The sections to the updates change as appropriate. The ones commonly used and a description of each follows:

  • Short Introductory Paragraph – One paragraphs describing any changes to my diet and lifestyle and any other general health issues. (or lack thereof)
  • Family Cancer History Update – An update of any changes that have occurred since my last visit.
  • CLL/PCa Cancer Update – n update to my cancers, mentioning any significant physical changes, current/proposed treatments, indications of progression/regression/stability, and any significant lab results.
  • Questions/Requests – A bulleted list of any questions or requests for this specific visit.
  • Diet and Supplement Update – Brief commentary noting any major changes and a current list in the same form mentioned for the New Patient History above.
  • Printout/Graphs – Same lab results described for NPH above.

I have no idea whether any of this makes its way into my permanent (now digital) files with any of my doctors. I started the written updates when I first started seeing my oncologist for my CLL about 14 years ago. I went to my initial visit by myself and had read that having written questions in advance and taking notes during the visit was very advisable – as it was easy to get off-track and/or forget information covered during appointments. To compensate for this, I prepared a detailed history for my first appointment and updates for all that followed. I cannot say that I got all my questions answered as a result, but that was mostly my fault for not insisting that we go down the list item-by-item. Also, when we are subject to knowing little about our disease at diagnosis, it is common to ask rather naive questions, so it is not completely unexpected that doctors might just skip over such questions and move on to more important topics.That said, and while I have not had any major questions or issues in my last several Patient Updates, I now insist on going down the list and checking each one off as we go. (The only doctor who voluntarily did that  sat with his copy of my update and physically checked each one off as we covered it.) The lesson learned is that if we are doing the work to pose the questions and give them to the doctor in written form (and in my case prepare other detailed supportive information), he/she should be appreciative enough of our efforts to graciously address each and every question and/or issue. As always, just my two cents.

I hope this description is helpful. If you have any questions, please feel free to ask them.

In the meantime . . . Be Well –cujoe

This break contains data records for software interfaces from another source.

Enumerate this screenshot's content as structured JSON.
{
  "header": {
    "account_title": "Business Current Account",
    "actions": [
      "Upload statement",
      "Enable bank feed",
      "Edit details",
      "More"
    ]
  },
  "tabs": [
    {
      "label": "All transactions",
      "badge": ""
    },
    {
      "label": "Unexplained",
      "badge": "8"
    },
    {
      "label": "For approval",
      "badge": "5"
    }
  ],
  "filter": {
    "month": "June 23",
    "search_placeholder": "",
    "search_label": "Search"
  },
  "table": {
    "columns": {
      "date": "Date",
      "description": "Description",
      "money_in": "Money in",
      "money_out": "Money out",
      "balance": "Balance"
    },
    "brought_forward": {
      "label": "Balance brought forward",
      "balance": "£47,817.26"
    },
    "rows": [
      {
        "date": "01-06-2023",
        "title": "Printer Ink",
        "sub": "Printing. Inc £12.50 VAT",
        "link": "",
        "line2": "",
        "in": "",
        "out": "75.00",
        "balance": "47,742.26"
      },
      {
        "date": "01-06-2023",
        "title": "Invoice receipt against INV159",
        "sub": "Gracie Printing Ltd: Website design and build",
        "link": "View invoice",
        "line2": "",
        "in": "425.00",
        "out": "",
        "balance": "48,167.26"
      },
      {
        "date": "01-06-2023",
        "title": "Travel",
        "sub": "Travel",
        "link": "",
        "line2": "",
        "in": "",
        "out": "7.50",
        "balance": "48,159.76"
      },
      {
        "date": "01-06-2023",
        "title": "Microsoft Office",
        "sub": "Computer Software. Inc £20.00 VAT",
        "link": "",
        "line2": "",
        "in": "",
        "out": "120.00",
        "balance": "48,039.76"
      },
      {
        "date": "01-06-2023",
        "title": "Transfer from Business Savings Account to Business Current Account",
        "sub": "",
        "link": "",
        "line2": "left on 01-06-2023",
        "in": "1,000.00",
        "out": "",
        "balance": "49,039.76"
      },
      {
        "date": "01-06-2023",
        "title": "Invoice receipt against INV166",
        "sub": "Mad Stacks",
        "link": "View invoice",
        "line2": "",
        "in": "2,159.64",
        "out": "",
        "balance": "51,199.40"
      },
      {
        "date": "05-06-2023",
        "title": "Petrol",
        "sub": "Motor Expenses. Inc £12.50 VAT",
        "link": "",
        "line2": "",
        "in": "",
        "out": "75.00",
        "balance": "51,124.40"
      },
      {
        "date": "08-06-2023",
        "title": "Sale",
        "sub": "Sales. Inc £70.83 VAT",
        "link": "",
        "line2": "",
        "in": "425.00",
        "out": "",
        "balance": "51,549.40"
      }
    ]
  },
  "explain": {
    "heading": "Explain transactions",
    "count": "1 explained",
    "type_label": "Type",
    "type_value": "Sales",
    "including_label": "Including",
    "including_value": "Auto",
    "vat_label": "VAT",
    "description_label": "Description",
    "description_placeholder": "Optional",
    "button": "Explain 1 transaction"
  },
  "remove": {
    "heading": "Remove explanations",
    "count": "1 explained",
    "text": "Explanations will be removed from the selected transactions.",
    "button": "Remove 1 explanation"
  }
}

Joe A. is retired, 72 years old with 2 seemingly unrelated cancers- CLL & prostate cancer. Also, extensive familial cancer history spanning three generations. Cancer deaths of both parents and two siblings. Other two siblings and two nephews are current off-treatment cancer survivors. He has an active lifestyle with (pre-COVID-19) daily gym workouts, lots of supplements, plant powders, and spices targeting 4 major cancer influencers: inflammation, cholesterol, glycolysis, and hormone balance. His current health / QOL is good to excellent!

 

Originally published in The CLL Society Tribune Q1 2020.